Ever get bored and go archive diving, only to find an image that totally blows your mind? I usually don’t find much when I’m digging around in the dumpster but tonight, oh tonight, I stumbled across an intimate scene from Redwoods National Park that made me giddy. The color version didn’t appeal to me as it was essentially just various shades of green. As I studied the image I noticed that the clovers were darker than the non-clover (no idea what kind of plant it is) and my brain kicked into monochrome mode. I thought, “What if I converted this to black and white with a lot of contrast that would make the dark clovers darker and the light plant lighter?” So, that’s exactly what I did using Nik Software Silver Efex Pro 2.
I don’t often start my monochrome conversions with one of the presets that are included with Silver Efex Pro 2 but this time the “Push Process N+1.5″. I made a few minor tweaks to the image at this point, the most significant of which was eliminating the grain automatically added by the preset. I don’t mind grain in some black and white photos but in this one I didn’t want to add grain at the expense of fine detail. I also added a little more structure to the highlights and mid-tones.

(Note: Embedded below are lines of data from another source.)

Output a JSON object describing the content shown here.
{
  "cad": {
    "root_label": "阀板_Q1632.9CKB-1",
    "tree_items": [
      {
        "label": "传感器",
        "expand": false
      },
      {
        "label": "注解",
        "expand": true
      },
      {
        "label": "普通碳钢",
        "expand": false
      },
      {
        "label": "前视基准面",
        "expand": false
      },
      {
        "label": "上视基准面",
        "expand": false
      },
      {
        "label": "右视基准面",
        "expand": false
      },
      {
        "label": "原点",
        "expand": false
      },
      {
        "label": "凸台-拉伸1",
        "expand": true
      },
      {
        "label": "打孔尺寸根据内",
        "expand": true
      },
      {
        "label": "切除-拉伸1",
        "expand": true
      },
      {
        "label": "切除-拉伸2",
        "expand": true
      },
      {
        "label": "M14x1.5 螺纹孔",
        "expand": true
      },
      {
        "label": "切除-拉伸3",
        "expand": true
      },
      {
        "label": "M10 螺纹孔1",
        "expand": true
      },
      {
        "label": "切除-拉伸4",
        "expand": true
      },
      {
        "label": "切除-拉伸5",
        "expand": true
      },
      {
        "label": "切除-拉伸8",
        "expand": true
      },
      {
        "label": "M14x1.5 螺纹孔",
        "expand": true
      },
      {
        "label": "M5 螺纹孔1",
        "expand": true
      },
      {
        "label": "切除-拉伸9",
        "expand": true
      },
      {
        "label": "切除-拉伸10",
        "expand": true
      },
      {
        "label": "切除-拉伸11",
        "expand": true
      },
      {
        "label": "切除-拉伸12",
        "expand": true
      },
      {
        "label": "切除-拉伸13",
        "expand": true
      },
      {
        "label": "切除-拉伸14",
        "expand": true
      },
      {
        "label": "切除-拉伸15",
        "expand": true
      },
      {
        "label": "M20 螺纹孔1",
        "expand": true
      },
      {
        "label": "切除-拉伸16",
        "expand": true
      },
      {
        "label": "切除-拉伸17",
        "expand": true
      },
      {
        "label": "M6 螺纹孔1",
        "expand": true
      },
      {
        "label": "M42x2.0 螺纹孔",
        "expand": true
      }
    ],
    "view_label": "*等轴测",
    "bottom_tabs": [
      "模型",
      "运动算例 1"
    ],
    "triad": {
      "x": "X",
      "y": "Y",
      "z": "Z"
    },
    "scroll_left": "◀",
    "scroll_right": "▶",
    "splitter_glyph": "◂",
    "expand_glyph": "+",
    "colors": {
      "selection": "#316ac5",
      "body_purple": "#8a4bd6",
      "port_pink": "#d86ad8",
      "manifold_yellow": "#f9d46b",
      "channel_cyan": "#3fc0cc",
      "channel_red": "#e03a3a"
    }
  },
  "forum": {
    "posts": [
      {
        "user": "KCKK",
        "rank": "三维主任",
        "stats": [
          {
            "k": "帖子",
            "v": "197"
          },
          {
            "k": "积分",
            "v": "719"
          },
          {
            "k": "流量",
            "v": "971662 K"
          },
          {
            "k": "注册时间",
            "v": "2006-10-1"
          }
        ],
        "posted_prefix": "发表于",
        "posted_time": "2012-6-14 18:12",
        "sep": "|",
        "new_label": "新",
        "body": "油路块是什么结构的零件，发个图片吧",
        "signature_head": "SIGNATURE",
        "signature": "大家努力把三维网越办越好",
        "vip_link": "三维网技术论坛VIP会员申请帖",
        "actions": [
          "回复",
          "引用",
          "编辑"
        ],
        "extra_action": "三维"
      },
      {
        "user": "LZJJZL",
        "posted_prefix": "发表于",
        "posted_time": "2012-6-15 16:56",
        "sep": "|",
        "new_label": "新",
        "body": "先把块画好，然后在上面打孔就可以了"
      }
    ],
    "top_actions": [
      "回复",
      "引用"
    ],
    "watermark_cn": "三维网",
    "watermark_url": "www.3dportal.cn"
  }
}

At this point the image was oh-so-close to what I’d visualized but I still wanted more contrast between the clovers and lighter plant. I pulled the photo into Nik Software Viveza 2 and used carefully placed control points on the lighter leaves to brighten them up a bit more with consideration given to not going too far and losing highlight detail. Then, I dropped a few more control points on the clovers and darkened them while also increasing the contrast a wee little bit.
This image is loaded with texture and I really wanted to accentuate it in the black and white version. The easiest way I’ve found to do this is to use the Tonal Contrast filter in Nik Software Color Efex Pro 4. As I’ve said in previous tutorials the native preset is way too much unless you’re a fan of overcooked HDR looking photography. The Tonal Contrast filter allows you to independently control the contrast of highlights, mid-tones and shadows with the simple flick of a slider. I increased the highlight contrast by 15 points, the mid-tone contrast by 10 points and the shadow contrast by 15 points. There’s the texture I wanted!
I spent more time working on this image than I do on most but I think it was time well spent. I’m slowly assembling a portfolio of monochrome images I’m exceptionally proud of and this one will be a nice addition to the collection.
CAN YOU IDENTIFY THE PLANT THAT ISN’T A CLOVER? IF SO, PLEASE DO SO IN THE COMMENTS. FIRST PERSON TO CORRECTLY IDENTIFY IT WINS A 5″ X 7″ PRINT IN A MUSEUM WHITE 8″ X 10″ MAT. (SORRY, SHIPPING ONLY WITHIN THE U.S. AS THE INTERNATIONAL SHIPPING COST IS PROHIBITIVE)